Being the first food of all mammals after the initial dose of colostrum, milk is a powerhouse of nutrition and because it doesn’t take any time to prepare, it can be a valuable time and money saving food in today’s busy world, that is, if you can digest it.
It’s important that people understand the science behind lactose intolerance, which shows that even those who have trouble digesting lactose can still reap the health benefits, as well as the money and time saving benefits of milk, without discomfort.
Personally I am not lactose intolerant, and have been drinking milk and raw milk from grass-fed dairy for years now and I feel fantastic. I think the taste of raw milk is about a million times more pleasant than cooked (pasteurized) milk, and I like the fact that no animal has to die in order for me to be nourished.
Let’s take a look at some studies that have been published on milk digestion and what it means for those who are lactose intolerant.
The Lactose Intolerant can Tolerate A Small Amount of Lactose
1. This study from 1993 investigated 25 African-American’s who were lactose maldigesters or lactose intolerant and gave them gradually increasing amounts of lactose over time to determine the maximum dose of lactose they could tolerate. The results showed that “the majority of African-American young adults who claim intolerance to moderate amounts of milk can ultimately adapt and tolerate 12 g lactose in milk (the equivalent of 8 oz of full-lactose milk) with minimal or no discomfort if milk is ingested in gradually increasing amounts.”
2. A 1996 study examined tolerance to small amounts of lactose in lactose maldigesters and concluded that ” the gastrointestinal symptoms in most lactose maldigesters are not induced by lactose when small amounts (0.5-7.0 g) of lactose are included in the diet,” and therefore the people in this study who were sensitive to lactose could drink a cup of milk at a time without experiencing symptoms.
The second study above found that lactose maldigesters can consume up to 7 grams without symptoms, and the first study found that by gradually increasing lactose consumption over time, one can adapt to be able to consume 9 grams – the equivalent of a full (8oz) glass of milk – without symptoms.
Cheese Has Less Lactose than Milk
One beautiful dairy product that is even easier to consume than small amounts of milk for lactose maldigesters is cheese. To understand which cheeses have the least amount of lactose, just look at the nutrition label. Since lactose is a sugar, the less sugar/carbohydrate content on the label for the cheese, the less lactose is contained within it.
The following types of cheeses contain only trace amounts of lactose and can be digested by many people with lactose intolerance:
- Aged Cheddar
Why do they have less lactose? During the process of making cheese, most of the lactose is drained off with the liquid whey, and the small amount that remains is converted to lactic acid through the process of fermentation while it ages.
Goat Milk and Donkey Milk

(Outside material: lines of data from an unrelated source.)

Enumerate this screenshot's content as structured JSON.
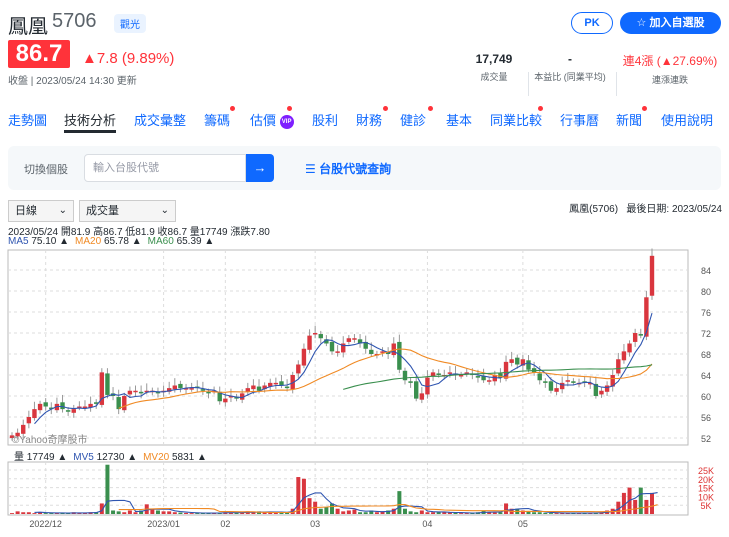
{
  "header": {
    "name": "鳳凰",
    "code": "5706",
    "sector_badge": "觀光",
    "pk_button": "PK",
    "add_watchlist_button": "加入自選股",
    "star_icon": "star-icon"
  },
  "quote": {
    "price": "86.7",
    "change": "▲7.8 (9.89%)",
    "update_label": "收盤 | 2023/05/24 14:30 更新",
    "stats": [
      {
        "value": "17,749",
        "label": "成交量"
      },
      {
        "value": "-",
        "label": "本益比 (同業平均)"
      },
      {
        "value": "連4漲 (▲27.69%)",
        "label": "連漲連跌"
      }
    ]
  },
  "tabs": [
    {
      "label": "走勢圖"
    },
    {
      "label": "技術分析",
      "active": true
    },
    {
      "label": "成交彙整"
    },
    {
      "label": "籌碼",
      "dot": true
    },
    {
      "label": "估價",
      "dot": true,
      "vip": "VIP"
    },
    {
      "label": "股利"
    },
    {
      "label": "財務",
      "dot": true
    },
    {
      "label": "健診",
      "dot": true
    },
    {
      "label": "基本"
    },
    {
      "label": "同業比較",
      "dot": true
    },
    {
      "label": "行事曆"
    },
    {
      "label": "新聞",
      "dot": true
    },
    {
      "label": "使用說明"
    }
  ],
  "search": {
    "label": "切換個股",
    "placeholder": "輸入台股代號",
    "go_icon": "arrow-right-icon",
    "lookup_link": "☰ 台股代號查詢"
  },
  "chart_controls": {
    "period": "日線",
    "indicator": "成交量",
    "title": "鳳凰(5706)   最後日期: 2023/05/24",
    "ohlc_line": "2023/05/24 開81.9 高86.7 低81.9 收86.7 量17749 漲跌7.80",
    "ma": [
      {
        "label": "MA5",
        "value": "75.10 ▲",
        "color": "#2f55b0"
      },
      {
        "label": "MA20",
        "value": "65.78 ▲",
        "color": "#f08a24"
      },
      {
        "label": "MA60",
        "value": "65.39 ▲",
        "color": "#3a8f4e"
      }
    ],
    "vol_line": [
      {
        "label": "量",
        "value": "17749 ▲",
        "color": "#232a31"
      },
      {
        "label": "MV5",
        "value": "12730 ▲",
        "color": "#2f55b0"
      },
      {
        "label": "MV20",
        "value": "5831 ▲",
        "color": "#f08a24"
      }
    ],
    "watermark": "©Yahoo奇摩股市"
  },
  "chart_data": {
    "type": "candlestick",
    "price_ticks": [
      52,
      56,
      60,
      64,
      68,
      72,
      76,
      80,
      84
    ],
    "price_range": [
      51,
      88
    ],
    "vol_ticks": [
      "5K",
      "10K",
      "15K",
      "20K",
      "25K"
    ],
    "x_labels": [
      {
        "label": "2022/12",
        "i": 6
      },
      {
        "label": "2023/01",
        "i": 27
      },
      {
        "label": "02",
        "i": 38
      },
      {
        "label": "03",
        "i": 54
      },
      {
        "label": "04",
        "i": 74
      },
      {
        "label": "05",
        "i": 91
      }
    ],
    "closes": [
      52.5,
      53,
      54.5,
      56,
      57.5,
      58.5,
      58,
      57.5,
      58.5,
      57.5,
      57,
      57.5,
      58,
      58,
      58.5,
      58.5,
      64.5,
      60.2,
      60,
      57.5,
      60,
      61,
      61,
      60.5,
      61,
      61,
      60.5,
      61,
      61.5,
      62,
      61.5,
      61.5,
      61.5,
      61.5,
      61,
      60.5,
      61,
      59,
      59.5,
      60,
      59.5,
      60.5,
      61.5,
      62,
      61,
      62,
      62.5,
      62.5,
      62,
      61.5,
      64,
      66,
      69,
      71.5,
      72,
      71,
      70,
      68.5,
      68.5,
      70,
      71,
      71,
      70,
      69,
      68,
      68,
      68.5,
      68,
      70,
      65,
      63,
      62.5,
      59.5,
      60.5,
      63.5,
      64.5,
      64,
      64,
      64.5,
      64,
      64,
      64.5,
      64,
      63.5,
      63,
      63,
      64,
      63.5,
      66.5,
      67,
      66,
      67,
      65,
      64.5,
      63,
      62.5,
      61,
      61.5,
      62.5,
      63,
      62.5,
      62.5,
      62.5,
      62.5,
      60,
      61,
      62,
      64,
      67,
      68.5,
      70,
      72,
      71.5,
      78.8,
      86.7
    ],
    "volumes_k": [
      0.5,
      1.5,
      1,
      1,
      0.5,
      1,
      0.5,
      0.5,
      0.5,
      0.5,
      0.5,
      1,
      0.5,
      0.5,
      1,
      1,
      6,
      28,
      2,
      1.5,
      1,
      2,
      1,
      2,
      5.5,
      3,
      2,
      1.5,
      1.5,
      1,
      0.8,
      0.6,
      0.5,
      0.5,
      0.5,
      0.5,
      0.6,
      0.8,
      1,
      0.8,
      0.6,
      0.8,
      1.5,
      1,
      1.5,
      1,
      1,
      0.8,
      1,
      1,
      3,
      21,
      20,
      9,
      7,
      3,
      4,
      6,
      3,
      1.5,
      2,
      2.5,
      1,
      1,
      2,
      1,
      1.5,
      2,
      3,
      13,
      3,
      1.5,
      1,
      2,
      1,
      1,
      1,
      1,
      0.8,
      0.6,
      0.5,
      0.5,
      0.5,
      1,
      2,
      1,
      0.8,
      1,
      6,
      3,
      3,
      2,
      1.5,
      1,
      1,
      0.6,
      0.5,
      0.5,
      0.5,
      0.5,
      0.5,
      0.5,
      0.5,
      0.5,
      0.8,
      1,
      2,
      3,
      7,
      12,
      15,
      8,
      15,
      8,
      12,
      17.7
    ]
  }
}
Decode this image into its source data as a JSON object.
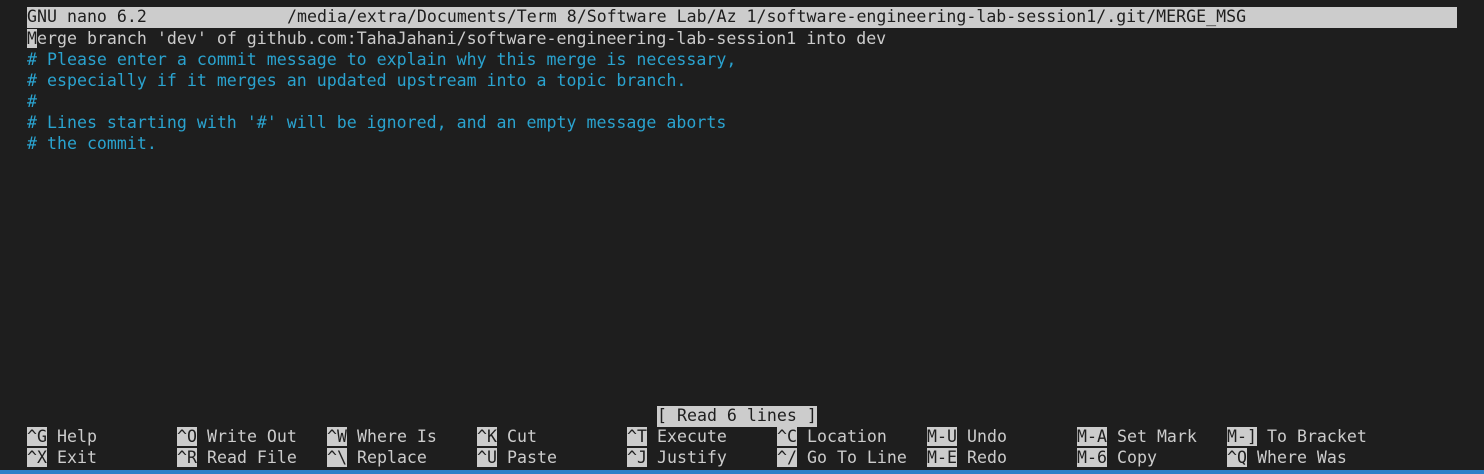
{
  "titlebar": {
    "program": "GNU nano 6.2",
    "filepath": "/media/extra/Documents/Term 8/Software Lab/Az 1/software-engineering-lab-session1/.git/MERGE_MSG"
  },
  "editor": {
    "first_line_cursor_char": "M",
    "first_line_rest": "erge branch 'dev' of github.com:TahaJahani/software-engineering-lab-session1 into dev",
    "comment_lines": [
      "# Please enter a commit message to explain why this merge is necessary,",
      "# especially if it merges an updated upstream into a topic branch.",
      "#",
      "# Lines starting with '#' will be ignored, and an empty message aborts",
      "# the commit."
    ]
  },
  "status": "[ Read 6 lines ]",
  "shortcuts_row1": [
    {
      "key": "^G",
      "label": "Help"
    },
    {
      "key": "^O",
      "label": "Write Out"
    },
    {
      "key": "^W",
      "label": "Where Is"
    },
    {
      "key": "^K",
      "label": "Cut"
    },
    {
      "key": "^T",
      "label": "Execute"
    },
    {
      "key": "^C",
      "label": "Location"
    },
    {
      "key": "M-U",
      "label": "Undo"
    },
    {
      "key": "M-A",
      "label": "Set Mark"
    },
    {
      "key": "M-]",
      "label": "To Bracket"
    }
  ],
  "shortcuts_row2": [
    {
      "key": "^X",
      "label": "Exit"
    },
    {
      "key": "^R",
      "label": "Read File"
    },
    {
      "key": "^\\",
      "label": "Replace"
    },
    {
      "key": "^U",
      "label": "Paste"
    },
    {
      "key": "^J",
      "label": "Justify"
    },
    {
      "key": "^/",
      "label": "Go To Line"
    },
    {
      "key": "M-E",
      "label": "Redo"
    },
    {
      "key": "M-6",
      "label": "Copy"
    },
    {
      "key": "^Q",
      "label": "Where Was"
    }
  ],
  "colors": {
    "background": "#1e1e1e",
    "foreground": "#cccccc",
    "comment": "#2aa3cf",
    "inverse_bg": "#cccccc"
  }
}
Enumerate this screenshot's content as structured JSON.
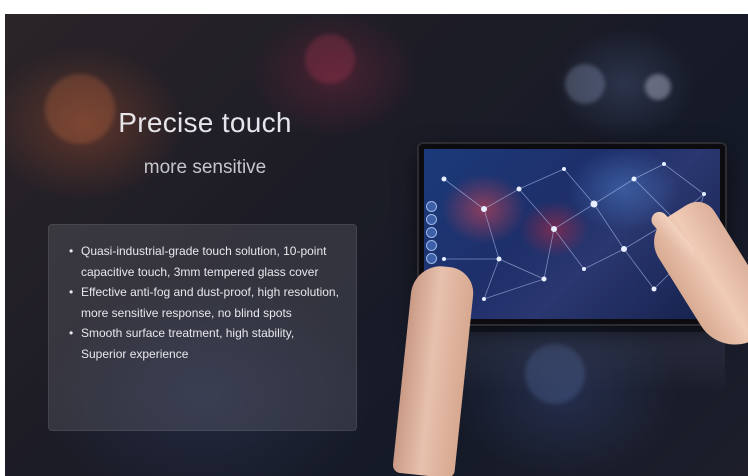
{
  "heading": {
    "title": "Precise touch",
    "subtitle": "more sensitive"
  },
  "features": [
    "Quasi-industrial-grade touch solution, 10-point capacitive touch, 3mm tempered glass cover",
    "Effective anti-fog and dust-proof, high resolution, more sensitive response, no blind spots",
    "Smooth surface treatment, high stability, Superior experience"
  ],
  "colors": {
    "background": "#1c1c26",
    "panel": "#8c8c96",
    "text": "#e8e8ec",
    "screen": "#1e2f6a"
  },
  "icons": [
    "touch-monitor-image",
    "hand-image",
    "toolbar-tool-icon"
  ]
}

There are two other options for those who have difficulty digesting milk and are seeking an alternative. Due to the smaller fat molecules in both goats milk and donkey milk, as well as the difference in protein structure (less casein), both of these milks are an easier-to-digest food. A study conducted in India in 2010 examined goats milk as an alternative to cow’s milk in 38 children for a 5 month period. The results were amazing!
[quote align=”center” color=”#999999″]”The children on goat milk surpassed those on cow milk in weight gain, height, skeletal mineralization, and blood serum contents of Vitamin A, calcium, thiamin, riboflavin, niacin and hemoglobin.”[/quote]
The researchers involved with the study concluded that “treatment with goat milk produced positive results in 93% of the children and was recommended as a valuable aid in child nutrition because of less allergenicity and better digestibility than cow milk”.